[[ Information, beginning ]]

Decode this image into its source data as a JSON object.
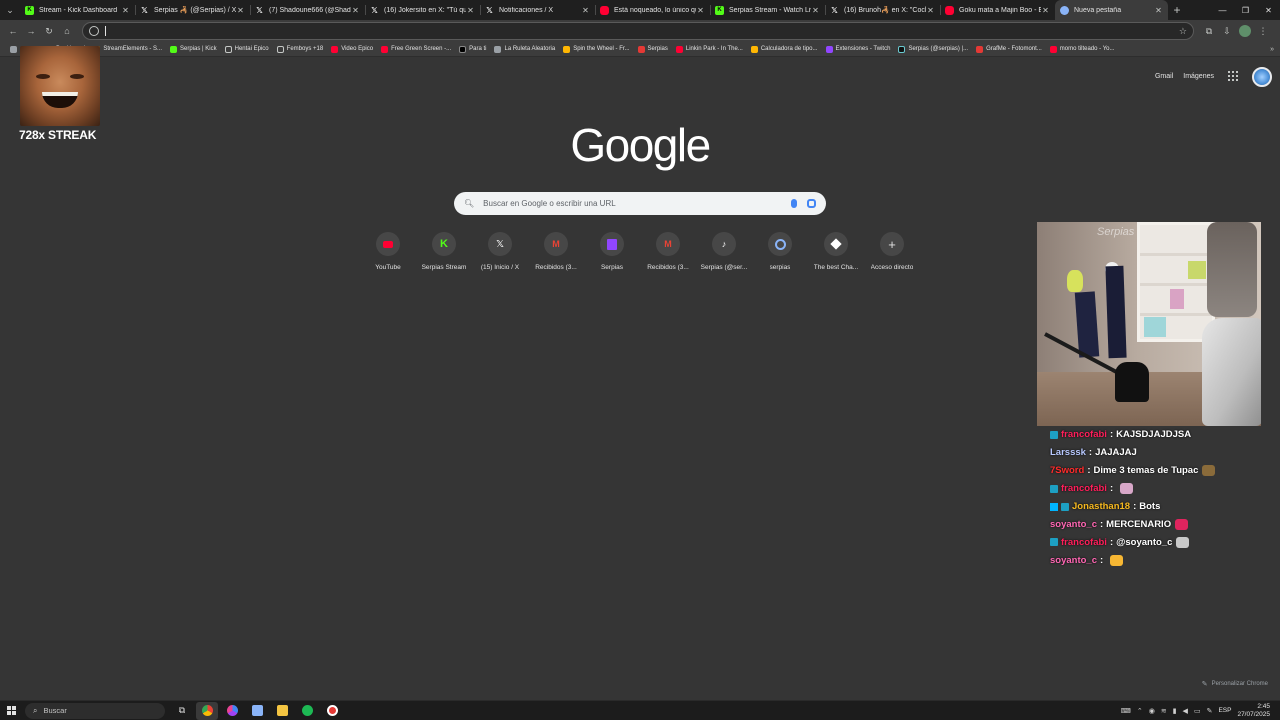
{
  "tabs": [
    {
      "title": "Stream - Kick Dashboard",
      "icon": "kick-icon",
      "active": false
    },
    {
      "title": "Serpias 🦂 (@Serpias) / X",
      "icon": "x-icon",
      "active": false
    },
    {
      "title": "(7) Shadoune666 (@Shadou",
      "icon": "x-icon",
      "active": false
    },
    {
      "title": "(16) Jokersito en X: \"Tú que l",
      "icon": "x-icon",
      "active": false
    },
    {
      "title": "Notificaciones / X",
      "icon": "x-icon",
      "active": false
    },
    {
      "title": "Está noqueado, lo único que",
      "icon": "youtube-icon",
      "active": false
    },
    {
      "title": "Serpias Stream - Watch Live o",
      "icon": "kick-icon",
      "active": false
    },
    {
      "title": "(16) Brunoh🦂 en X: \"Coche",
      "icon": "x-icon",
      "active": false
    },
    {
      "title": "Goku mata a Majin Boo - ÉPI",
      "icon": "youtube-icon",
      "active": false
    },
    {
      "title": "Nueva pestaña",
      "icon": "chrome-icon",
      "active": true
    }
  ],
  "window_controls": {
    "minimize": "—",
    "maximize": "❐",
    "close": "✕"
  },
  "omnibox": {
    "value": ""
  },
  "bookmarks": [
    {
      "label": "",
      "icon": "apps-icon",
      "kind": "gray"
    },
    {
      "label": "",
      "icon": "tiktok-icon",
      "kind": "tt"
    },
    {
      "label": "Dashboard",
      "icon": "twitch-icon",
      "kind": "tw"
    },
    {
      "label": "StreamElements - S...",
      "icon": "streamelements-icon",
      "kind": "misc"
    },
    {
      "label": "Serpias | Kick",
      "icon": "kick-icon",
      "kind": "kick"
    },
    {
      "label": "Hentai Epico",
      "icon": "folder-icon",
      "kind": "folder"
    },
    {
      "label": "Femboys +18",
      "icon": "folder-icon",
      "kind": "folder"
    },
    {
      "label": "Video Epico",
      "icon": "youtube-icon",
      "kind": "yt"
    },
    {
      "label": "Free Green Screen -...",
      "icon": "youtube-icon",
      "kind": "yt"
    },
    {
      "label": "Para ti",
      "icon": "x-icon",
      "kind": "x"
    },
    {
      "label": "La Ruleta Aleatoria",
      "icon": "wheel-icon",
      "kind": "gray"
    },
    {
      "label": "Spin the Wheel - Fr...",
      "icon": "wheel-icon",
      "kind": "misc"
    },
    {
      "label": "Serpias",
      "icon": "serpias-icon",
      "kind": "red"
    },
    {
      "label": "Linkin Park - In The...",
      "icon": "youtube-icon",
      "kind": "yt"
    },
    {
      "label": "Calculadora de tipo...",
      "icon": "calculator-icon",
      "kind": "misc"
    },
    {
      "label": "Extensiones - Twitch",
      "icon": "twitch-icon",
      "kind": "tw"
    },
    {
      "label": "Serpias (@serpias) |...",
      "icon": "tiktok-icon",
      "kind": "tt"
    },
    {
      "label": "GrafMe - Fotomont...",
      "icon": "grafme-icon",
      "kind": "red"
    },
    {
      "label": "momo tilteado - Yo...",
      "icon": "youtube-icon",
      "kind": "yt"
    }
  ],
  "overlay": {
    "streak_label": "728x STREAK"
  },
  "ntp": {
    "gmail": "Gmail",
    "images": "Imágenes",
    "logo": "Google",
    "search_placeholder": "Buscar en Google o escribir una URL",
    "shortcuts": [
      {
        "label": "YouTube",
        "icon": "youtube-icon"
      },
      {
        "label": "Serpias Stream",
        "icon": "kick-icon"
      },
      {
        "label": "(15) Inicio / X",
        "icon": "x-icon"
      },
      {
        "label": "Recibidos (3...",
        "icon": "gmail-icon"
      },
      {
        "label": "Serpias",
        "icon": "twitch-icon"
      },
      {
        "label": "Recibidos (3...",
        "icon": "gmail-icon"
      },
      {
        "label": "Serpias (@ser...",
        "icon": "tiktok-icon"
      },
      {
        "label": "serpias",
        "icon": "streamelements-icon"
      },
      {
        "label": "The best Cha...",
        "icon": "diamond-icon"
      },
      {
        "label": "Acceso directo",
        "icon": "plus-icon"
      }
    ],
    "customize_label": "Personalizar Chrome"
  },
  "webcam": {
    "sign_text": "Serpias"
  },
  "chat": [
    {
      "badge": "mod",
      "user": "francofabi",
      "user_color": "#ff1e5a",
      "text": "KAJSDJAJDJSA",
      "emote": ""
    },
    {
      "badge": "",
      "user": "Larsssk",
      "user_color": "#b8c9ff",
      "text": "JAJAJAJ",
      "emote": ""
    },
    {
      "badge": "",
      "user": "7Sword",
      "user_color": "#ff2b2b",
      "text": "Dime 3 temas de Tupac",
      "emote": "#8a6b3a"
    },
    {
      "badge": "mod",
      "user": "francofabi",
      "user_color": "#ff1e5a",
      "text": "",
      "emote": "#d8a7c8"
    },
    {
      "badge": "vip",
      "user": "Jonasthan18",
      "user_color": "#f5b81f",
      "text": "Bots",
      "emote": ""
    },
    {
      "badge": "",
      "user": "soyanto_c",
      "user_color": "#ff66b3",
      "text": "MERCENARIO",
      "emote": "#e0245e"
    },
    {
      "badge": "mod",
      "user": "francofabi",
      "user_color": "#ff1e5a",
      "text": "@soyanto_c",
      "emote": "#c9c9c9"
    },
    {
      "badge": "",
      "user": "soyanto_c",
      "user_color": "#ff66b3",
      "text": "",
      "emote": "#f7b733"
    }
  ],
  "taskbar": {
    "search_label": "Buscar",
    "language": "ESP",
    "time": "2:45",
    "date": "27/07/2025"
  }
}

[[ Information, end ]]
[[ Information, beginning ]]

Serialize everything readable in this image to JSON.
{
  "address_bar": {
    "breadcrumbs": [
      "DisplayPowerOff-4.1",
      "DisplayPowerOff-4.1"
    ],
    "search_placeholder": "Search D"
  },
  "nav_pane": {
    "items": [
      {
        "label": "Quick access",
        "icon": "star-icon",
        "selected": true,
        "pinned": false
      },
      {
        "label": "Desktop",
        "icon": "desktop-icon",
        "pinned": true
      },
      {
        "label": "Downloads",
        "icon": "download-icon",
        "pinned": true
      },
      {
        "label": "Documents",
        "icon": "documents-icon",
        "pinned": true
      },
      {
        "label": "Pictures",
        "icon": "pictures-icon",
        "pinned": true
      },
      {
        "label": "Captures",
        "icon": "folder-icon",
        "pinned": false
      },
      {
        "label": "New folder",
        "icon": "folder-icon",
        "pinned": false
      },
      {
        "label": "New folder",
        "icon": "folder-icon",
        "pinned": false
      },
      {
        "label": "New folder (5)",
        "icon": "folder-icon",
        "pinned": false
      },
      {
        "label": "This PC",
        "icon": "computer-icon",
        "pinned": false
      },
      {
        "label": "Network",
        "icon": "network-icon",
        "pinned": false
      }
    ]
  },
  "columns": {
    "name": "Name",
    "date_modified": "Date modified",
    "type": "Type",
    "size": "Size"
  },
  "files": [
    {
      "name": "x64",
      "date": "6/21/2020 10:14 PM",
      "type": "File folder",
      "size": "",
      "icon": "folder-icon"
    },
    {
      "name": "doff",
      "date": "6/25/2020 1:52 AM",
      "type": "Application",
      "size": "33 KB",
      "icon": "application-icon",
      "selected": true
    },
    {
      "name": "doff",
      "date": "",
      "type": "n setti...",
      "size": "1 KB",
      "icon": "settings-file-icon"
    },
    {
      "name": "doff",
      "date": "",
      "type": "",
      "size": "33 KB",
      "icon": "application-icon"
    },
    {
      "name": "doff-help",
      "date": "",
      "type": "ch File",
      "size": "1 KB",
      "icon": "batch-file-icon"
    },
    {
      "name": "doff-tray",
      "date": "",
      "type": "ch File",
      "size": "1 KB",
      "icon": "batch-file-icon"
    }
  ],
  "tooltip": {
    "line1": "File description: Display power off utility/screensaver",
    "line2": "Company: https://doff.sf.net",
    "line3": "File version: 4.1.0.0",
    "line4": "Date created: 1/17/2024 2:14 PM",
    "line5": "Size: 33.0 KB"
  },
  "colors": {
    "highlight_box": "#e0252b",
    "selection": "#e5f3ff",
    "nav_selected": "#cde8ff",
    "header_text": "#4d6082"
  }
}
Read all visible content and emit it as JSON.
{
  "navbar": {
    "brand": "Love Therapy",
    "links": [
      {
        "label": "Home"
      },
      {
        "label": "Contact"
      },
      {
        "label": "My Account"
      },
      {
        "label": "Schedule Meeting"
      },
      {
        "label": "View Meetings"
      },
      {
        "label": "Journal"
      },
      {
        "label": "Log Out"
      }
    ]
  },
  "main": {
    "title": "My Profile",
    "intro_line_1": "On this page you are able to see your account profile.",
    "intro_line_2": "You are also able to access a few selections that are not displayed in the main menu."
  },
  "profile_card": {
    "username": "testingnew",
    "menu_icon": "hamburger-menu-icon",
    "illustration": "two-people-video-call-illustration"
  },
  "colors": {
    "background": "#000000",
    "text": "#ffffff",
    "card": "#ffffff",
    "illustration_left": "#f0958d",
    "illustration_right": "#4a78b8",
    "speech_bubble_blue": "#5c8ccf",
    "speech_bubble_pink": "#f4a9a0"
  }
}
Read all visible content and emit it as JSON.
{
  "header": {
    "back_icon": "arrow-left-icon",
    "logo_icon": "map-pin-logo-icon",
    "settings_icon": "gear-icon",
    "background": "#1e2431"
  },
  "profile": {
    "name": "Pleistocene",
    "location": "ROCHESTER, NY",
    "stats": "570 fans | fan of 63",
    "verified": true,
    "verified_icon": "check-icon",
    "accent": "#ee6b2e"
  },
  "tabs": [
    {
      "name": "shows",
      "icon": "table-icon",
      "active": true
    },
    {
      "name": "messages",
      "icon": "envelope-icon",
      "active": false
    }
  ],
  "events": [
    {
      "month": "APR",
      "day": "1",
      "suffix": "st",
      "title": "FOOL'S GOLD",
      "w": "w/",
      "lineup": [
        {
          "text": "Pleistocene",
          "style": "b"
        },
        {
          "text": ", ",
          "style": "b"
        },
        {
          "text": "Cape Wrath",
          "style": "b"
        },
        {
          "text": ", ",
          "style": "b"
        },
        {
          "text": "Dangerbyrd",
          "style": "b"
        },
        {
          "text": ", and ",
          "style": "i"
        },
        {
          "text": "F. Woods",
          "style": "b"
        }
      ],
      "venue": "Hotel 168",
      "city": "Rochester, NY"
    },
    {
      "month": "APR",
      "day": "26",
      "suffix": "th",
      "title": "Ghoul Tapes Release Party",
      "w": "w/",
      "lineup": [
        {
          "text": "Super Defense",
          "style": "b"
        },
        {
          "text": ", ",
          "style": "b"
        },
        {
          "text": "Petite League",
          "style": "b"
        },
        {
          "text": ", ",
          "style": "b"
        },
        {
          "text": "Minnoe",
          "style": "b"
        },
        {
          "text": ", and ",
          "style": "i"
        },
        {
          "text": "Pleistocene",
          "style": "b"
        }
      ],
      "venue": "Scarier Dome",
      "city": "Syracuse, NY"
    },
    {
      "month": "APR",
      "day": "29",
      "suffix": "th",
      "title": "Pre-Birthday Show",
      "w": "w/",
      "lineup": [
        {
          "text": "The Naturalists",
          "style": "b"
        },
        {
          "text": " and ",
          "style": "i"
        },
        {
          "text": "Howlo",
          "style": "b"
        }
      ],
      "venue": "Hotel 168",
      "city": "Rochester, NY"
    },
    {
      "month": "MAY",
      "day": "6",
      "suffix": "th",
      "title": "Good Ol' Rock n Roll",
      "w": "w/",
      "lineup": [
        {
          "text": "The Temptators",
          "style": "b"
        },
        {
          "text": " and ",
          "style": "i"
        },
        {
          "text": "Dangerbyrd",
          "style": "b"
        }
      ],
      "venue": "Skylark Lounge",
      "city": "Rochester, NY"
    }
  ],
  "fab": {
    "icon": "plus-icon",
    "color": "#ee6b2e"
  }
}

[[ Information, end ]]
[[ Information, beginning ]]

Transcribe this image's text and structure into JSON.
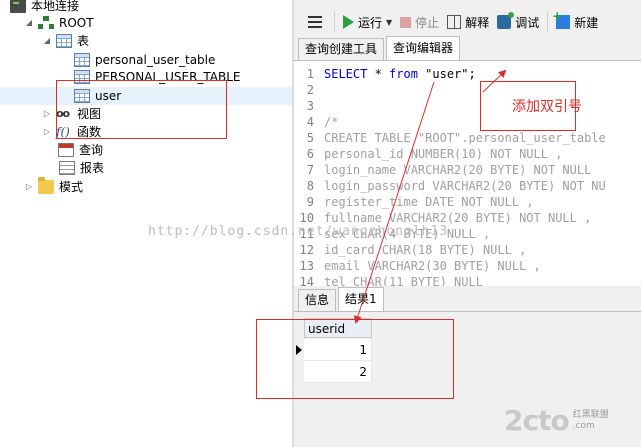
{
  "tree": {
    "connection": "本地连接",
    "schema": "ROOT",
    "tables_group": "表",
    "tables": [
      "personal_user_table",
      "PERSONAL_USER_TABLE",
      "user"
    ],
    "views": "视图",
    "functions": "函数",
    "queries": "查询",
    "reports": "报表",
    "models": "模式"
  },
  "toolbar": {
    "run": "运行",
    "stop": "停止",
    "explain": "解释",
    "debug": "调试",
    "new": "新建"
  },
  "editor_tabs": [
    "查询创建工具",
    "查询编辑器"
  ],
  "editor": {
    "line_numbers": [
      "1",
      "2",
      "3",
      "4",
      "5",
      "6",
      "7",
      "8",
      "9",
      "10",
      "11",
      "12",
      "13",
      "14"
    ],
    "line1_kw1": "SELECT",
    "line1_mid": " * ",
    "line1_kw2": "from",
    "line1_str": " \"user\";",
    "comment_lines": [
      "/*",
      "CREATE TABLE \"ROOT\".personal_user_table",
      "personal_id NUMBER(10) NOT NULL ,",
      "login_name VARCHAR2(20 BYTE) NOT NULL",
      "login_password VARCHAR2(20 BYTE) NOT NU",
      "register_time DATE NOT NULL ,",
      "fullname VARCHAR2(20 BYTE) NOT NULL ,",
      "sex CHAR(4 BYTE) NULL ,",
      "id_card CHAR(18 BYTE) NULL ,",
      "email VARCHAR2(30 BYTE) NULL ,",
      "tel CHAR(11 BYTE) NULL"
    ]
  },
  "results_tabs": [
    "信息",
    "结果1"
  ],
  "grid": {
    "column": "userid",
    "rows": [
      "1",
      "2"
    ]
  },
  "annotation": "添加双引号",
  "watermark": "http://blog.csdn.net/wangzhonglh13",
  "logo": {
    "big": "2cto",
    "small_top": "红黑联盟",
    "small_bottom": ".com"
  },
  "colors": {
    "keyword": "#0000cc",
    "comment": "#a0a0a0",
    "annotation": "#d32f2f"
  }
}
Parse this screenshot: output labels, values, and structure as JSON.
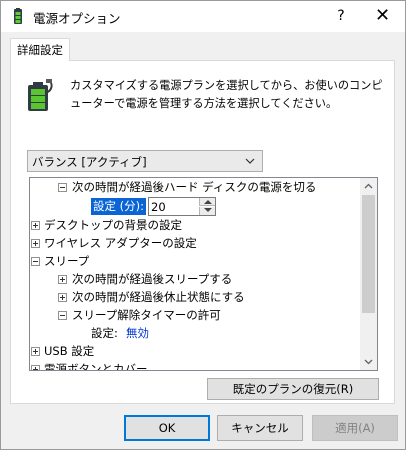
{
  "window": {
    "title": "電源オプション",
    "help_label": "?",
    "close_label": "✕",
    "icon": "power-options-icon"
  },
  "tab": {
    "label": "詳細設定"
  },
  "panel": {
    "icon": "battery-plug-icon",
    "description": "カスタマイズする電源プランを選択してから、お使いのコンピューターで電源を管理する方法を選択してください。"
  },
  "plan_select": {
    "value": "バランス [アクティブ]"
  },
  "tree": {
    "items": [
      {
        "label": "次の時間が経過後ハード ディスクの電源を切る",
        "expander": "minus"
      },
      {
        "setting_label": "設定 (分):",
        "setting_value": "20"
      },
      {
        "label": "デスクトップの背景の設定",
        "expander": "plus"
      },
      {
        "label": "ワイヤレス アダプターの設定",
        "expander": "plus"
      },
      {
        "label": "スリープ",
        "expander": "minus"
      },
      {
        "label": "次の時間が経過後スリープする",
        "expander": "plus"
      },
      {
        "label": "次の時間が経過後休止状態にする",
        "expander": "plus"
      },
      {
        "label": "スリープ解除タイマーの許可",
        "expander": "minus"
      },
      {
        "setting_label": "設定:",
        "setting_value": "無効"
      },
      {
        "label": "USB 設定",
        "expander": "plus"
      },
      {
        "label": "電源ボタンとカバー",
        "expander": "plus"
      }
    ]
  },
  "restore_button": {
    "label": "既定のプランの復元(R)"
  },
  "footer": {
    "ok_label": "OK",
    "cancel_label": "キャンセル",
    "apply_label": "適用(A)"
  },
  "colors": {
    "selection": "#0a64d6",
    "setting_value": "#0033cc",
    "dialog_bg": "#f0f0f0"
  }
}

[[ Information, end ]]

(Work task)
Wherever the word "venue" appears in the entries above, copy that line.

(Completed task)
      "venue": "Hotel 168",
      "venue": "Scarier Dome",
      "venue": "Hotel 168",
      "venue": "Skylark Lounge",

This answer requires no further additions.